Hi. My name is Kate, and I'm a crunch-aholic.
Honestly, I annoy myself with how quickly I adopt any and all crunchy trends.
I wash my hair with baking soda and I condition it with apple cider vinegar (or ACV for those of us in the crunchosphere.)
I should probably write a post dedicated to the marvels of Baking Soda. To the gallon of it in the back of my fridge and to the cup of it in my shower. I will speak to it as the king of all crunchy ingredients. I will say, "Hail, active agent in my homemade deodorant, thank you for exfoliating my face and disinfecting my toilets and counter tops."
In this post I will tell you how baking soda can do anything.
I will entitle it: "Just a Bunch of BS."
Or I won't do that.
Mr. Baking Soda has a lot of friends in the crunchy home. These friends include Mr. Vinegar. Ms. Coconut Oil. Cousin Ghee. Grandmother Juicer. Rich Aunt Bronner. And a bunch of cultured and fermented cousins.
The crunchy family comes over and doesn't know when to leave. Before you know it the family's exploded into five pound bags of chia seeds and organic locally grown produce you get off someone's porch and cloth diapers drying on the clothesline.
Hi. We're the Rhodeses. We only flush the toilet when it counts; our only pets are the earthworms in our compost pile; and our kitchen is paperless except for the napkins left over from the Thai food take-out we ordered over six months ago.

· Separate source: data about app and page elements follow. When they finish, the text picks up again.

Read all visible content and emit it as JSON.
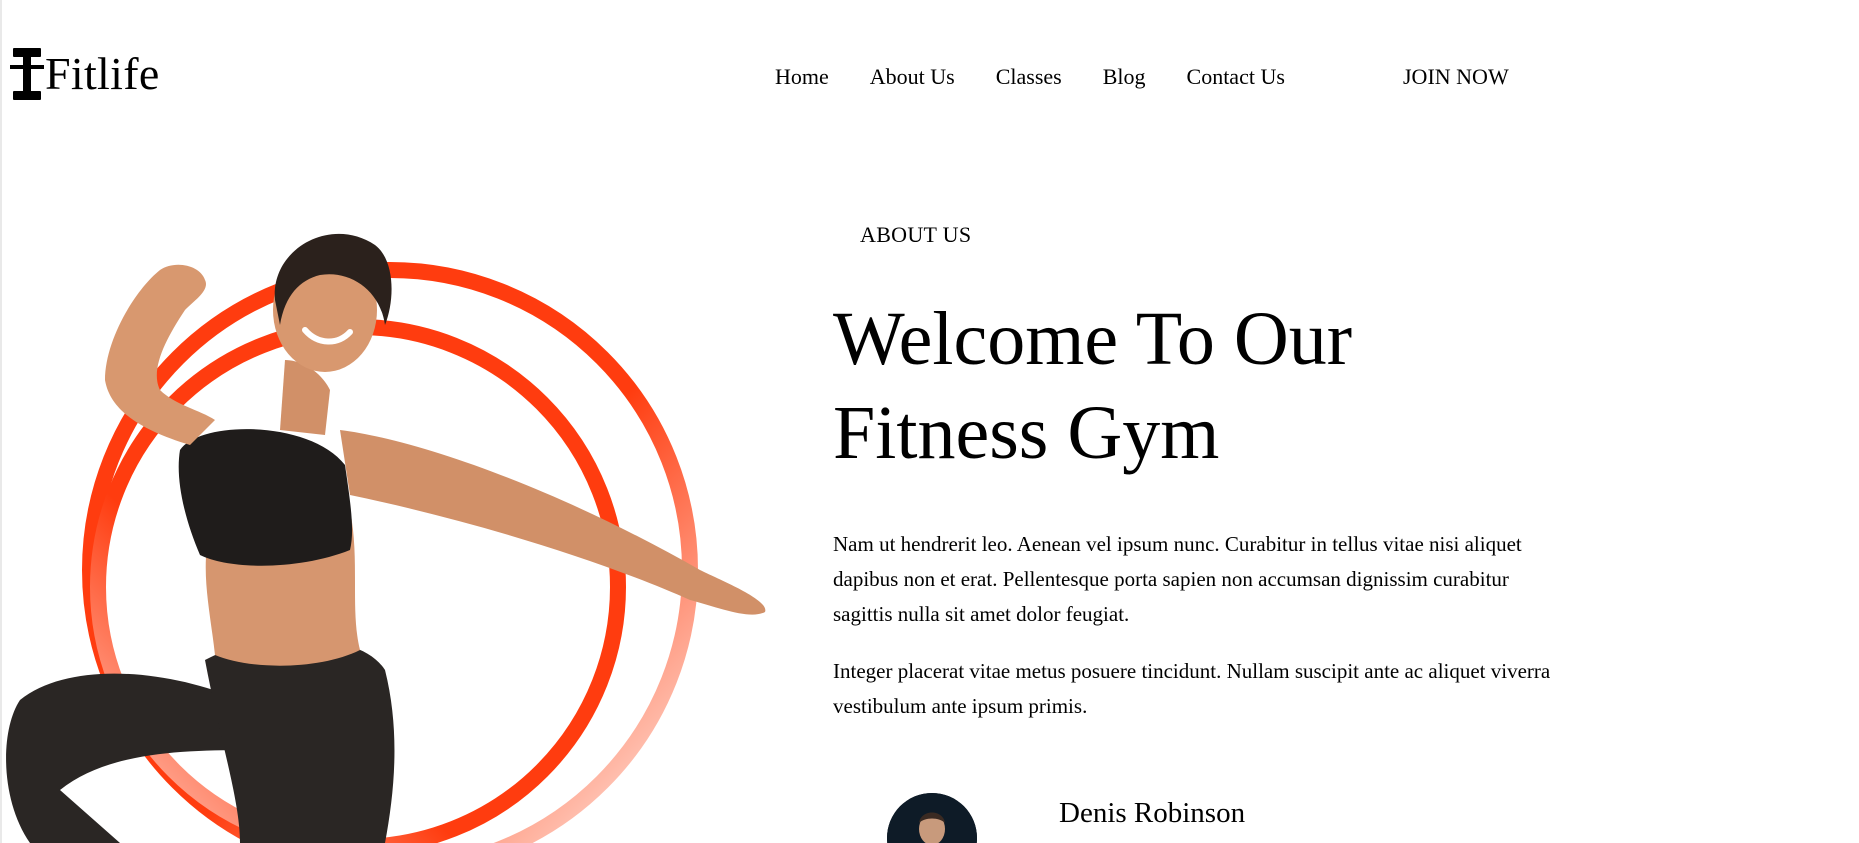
{
  "brand": {
    "name": "Fitlife",
    "logo_icon": "dumbbell-icon"
  },
  "nav": {
    "items": [
      {
        "label": "Home"
      },
      {
        "label": "About Us"
      },
      {
        "label": "Classes"
      },
      {
        "label": "Blog"
      },
      {
        "label": "Contact Us"
      }
    ],
    "cta_label": "JOIN NOW"
  },
  "about": {
    "eyebrow": "ABOUT US",
    "headline_line1": "Welcome To Our",
    "headline_line2": "Fitness Gym",
    "paragraph1": "Nam ut hendrerit leo. Aenean vel ipsum nunc. Curabitur in tellus vitae nisi aliquet dapibus non et erat. Pellentesque porta sapien non accumsan dignissim curabitur sagittis nulla sit amet dolor feugiat.",
    "paragraph2": "Integer placerat vitae metus posuere tincidunt. Nullam suscipit ante ac aliquet viverra vestibulum ante ipsum primis.",
    "author_name": "Denis Robinson"
  },
  "colors": {
    "accent": "#ff3c0f",
    "text": "#000000",
    "background": "#ffffff"
  }
}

Yesterday, we went to get our organic bulk foods off the back of a semi. Everyone had their babies in packs and talked about things like how much they loved Seattle. We loaded our boxes into our 1982 diesel Mercedes while it was parked next to three others, each with Ron Paul bumper stickers.
I have become the cliche. I could say I don't know how it happened, but I think I was born with it. Being crunchy goes hand in hand with being thrifty. And thriftiness has been a second religion for me.
When I was nine my mother received a series of books from my aunt in Vermont. The Complete Tightwad Gazette. I read them all.
With a highlighter.
I was in fourth grade, and I was sawing our paper towels in half and putting gallon jugs in the backs of all our toilets to displace water. I saved the plastic tabs that cinch bread bags and used them to label wires underneath the computer. I saved the plastic rings that disconnect from the lids of milk and juice cartons and used them to match socks before they went in the washing machine. (Betya never thought of that now didya? Huge timesaver. HUGE.)
What possessed the daughter of two conventional doctors to feel so pressured into money-saving and echinacea? I have no idea. Someday some much needed crunchaholic therapist will help me understand all of this I'm sure. But right now I have to go eat dinner - which Jacob made on our nontoxic cookware.